Tape: 6 Story: 1 - Morrie Turner recalls working with Fred Rogers

Tape: 6 Story: 2 - Morrie Turner contemplates writing books and other media projects

Tape: 6 Story: 3 - Morrie Turner remembers his wife's struggle with Alzheimer's

Tape: 6 Story: 4 - Morrie Turner expresses his concern for youth and the black community

Tape: 6 Story: 5 - Morrie Turner reflects on his happiest moments

Tape: 6 Story: 6 - Morrie Turner discusses his attitude towards his work

Tape: 6 Story: 7 - Morrie Turner wishes his father could see his work

Tape: 6 Story: 8 - Morrie Turner ponders his legacy

Tape: 6 Story: 9 - Morrie Turner shares some advice to youth

Tape: 6 Story: 10 - Photo - Morrie Turner's father and mother, Berkeley, California, ca. 1950s

Tape: 6 Story: 11 - Photo - Morrie Turner with his siblings and mother, ca. 1930s

Tape: 6 Story: 12 - Photo - Morrie Turner's kindergarten class, Oakland, California, not dated

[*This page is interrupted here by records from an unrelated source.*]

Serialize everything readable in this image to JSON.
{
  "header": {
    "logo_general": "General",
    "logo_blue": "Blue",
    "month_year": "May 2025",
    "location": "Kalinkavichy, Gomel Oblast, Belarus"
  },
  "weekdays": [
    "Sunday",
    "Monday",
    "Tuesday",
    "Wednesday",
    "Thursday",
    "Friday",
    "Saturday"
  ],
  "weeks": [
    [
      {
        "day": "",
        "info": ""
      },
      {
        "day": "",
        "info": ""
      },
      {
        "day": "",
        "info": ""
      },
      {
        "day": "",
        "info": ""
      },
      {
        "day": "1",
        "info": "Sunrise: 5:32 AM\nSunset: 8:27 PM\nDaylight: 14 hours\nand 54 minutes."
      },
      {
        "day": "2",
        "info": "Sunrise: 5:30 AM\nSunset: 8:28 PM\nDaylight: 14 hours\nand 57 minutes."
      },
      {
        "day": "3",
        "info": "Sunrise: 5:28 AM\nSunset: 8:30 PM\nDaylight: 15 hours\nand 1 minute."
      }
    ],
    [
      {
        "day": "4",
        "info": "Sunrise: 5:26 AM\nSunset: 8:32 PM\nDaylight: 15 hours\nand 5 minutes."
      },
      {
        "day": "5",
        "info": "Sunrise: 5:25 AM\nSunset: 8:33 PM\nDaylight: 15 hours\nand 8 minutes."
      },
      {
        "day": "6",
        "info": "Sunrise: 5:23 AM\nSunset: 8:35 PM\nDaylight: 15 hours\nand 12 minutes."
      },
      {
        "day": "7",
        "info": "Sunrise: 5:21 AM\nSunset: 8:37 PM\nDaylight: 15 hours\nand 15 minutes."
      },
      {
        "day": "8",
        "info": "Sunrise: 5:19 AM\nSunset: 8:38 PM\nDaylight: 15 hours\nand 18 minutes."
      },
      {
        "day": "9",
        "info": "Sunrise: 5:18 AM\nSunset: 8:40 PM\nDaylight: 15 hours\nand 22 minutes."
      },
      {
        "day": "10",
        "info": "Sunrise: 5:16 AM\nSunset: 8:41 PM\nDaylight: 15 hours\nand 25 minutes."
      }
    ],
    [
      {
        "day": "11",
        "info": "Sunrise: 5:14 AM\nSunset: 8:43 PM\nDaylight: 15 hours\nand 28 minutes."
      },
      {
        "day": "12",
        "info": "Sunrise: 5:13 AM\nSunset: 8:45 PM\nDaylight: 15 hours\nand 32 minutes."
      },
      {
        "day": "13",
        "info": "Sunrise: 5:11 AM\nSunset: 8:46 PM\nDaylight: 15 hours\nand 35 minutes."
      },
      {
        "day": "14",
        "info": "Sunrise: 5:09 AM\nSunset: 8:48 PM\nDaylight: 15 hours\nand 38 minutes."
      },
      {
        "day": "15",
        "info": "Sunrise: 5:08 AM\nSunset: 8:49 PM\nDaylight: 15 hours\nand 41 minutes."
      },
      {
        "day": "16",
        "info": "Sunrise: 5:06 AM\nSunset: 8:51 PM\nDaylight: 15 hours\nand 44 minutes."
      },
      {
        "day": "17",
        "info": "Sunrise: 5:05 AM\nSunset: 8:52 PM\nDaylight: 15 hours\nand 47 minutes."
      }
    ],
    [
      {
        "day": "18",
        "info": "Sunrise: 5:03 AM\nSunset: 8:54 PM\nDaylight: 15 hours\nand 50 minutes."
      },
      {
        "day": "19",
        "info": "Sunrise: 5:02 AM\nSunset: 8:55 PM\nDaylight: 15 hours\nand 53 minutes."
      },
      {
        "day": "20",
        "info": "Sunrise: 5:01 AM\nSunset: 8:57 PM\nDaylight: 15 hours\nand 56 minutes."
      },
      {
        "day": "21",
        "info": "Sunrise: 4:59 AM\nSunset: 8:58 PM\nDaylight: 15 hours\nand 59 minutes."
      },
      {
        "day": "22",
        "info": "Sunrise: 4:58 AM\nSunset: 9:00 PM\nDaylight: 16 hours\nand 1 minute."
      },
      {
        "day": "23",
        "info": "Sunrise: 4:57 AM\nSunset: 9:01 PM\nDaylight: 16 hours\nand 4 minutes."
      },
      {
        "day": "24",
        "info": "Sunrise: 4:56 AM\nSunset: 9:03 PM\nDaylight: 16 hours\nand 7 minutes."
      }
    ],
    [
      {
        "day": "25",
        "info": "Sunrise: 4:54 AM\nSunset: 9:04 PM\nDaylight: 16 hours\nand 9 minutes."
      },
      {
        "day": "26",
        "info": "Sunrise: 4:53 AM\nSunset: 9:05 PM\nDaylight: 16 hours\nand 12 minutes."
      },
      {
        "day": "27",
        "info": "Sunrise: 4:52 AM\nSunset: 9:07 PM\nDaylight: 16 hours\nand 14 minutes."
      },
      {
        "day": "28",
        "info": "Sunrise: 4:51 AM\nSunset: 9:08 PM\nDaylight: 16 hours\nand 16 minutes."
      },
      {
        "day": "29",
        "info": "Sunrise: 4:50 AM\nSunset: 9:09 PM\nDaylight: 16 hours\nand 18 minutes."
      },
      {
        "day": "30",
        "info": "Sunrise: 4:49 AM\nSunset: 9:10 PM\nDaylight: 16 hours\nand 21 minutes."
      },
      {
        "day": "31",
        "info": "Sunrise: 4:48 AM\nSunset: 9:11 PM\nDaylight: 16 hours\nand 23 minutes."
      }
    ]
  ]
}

Tape: 6 Story: 13 - Photo - Morrie Turner and others in the Army Air Force, ca. 1944

Tape: 6 Story: 14 - Photo - Morrie Turner and his wife, Leatha, Berkeley, California, ca. 1940s

Tape: 6 Story: 15 - Photo - Morrie Turner, ca. 1940

Tape: 6 Story: 16 - Photo - Morrie Turner, promotion photograph, not dated

Tape: 6 Story: 17 - Photo - Morrie Turner Day, Oakland, California, ca. 1966

Tape: 6 Story: 18 - Photo - Dick Gregory, ca. 1960s

Tape: 6 Story: 19 - Photo - Morrie Turner with Bill Keane, 2003

Tape: 6 Story: 20 - Photo - Morrie Turner, Washington, D.C., ca. 1976

Tape: 6 Story: 21 - Photo - Morrie Turner with children, not dated